Scientists explain why ice shelf shattered in Antarctica
Wednesday, August 14, 2013, 2:55 PM -
Ever since the summer of 2002, scientists have been wondering what caused a 12,000 year old ice shelf in Antarctica to shatter. This particular ice shelf is named the Larsen B and was responsible for creating about 3000 lakes— which later drained in the space of a week.
This long ice shelf is a part of the Larsen ice shelf which is located along the east coast of the Antarctic peninsula. It’s broken up into three segments known as Larsen A, Larsen B, and Larsen C.
The first indication that something was happening to the shelf was when the lakes began draining and disappearing. After this time, the 220 metre thick and 2,700km wide ice shelf began to break apart and disintegrate into small icebergs.
A new study led by Douglas MacAyeal, a geophysicist at the University of Chicago, sheds light on why this may have happened. According to MacAyeal, the draining of the lakes is what caused the demise of the Larsen B ice shelf. This drainage then impacted the ice shelf as it changed the stress field in nearby areas. The resulting stress then contributed to numerous fractures that formed around the lake that were eventually big enough to shatter the ice shelf.
It all comes down to the elasticity of the ice. As one lake drains, the weight is taken off of the ice shelf and bounces back up.

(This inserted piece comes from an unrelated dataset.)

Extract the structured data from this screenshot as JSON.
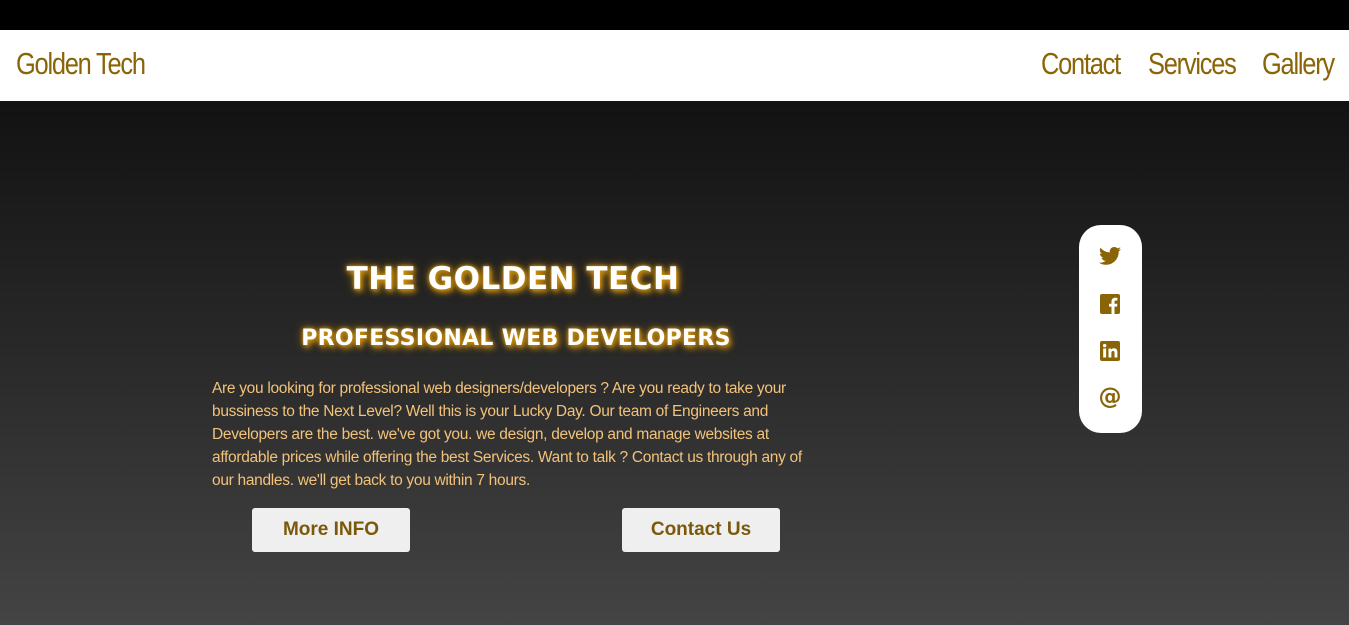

MacAyeal explains that the fractures set off a sort of chain reaction. It was found that when one lake disappeared, fractures appeared under other lakes. And because the lakes were tightly packed together, the close proximity helped to weaken the ice shelf and contribute to fractures in surrounding lakes. So when one lake drained and fractured it caused a chain reaction with other lakes producing more and more fractures.
Scientists found that each drained lake left a ring fracture that was about 4,000 metres wide.
The Larsen B ice shelf is not the only one to have disintegrated. Of the three sections that make up the Larsen ice shelf, Larsen A, also disintegrated in January 1995. This leaves Larsen C as the only section left. At this time it appears to be stable, although scientists believe that if the localized warming continues at its current rate, it will also be gone in the foreseeable future.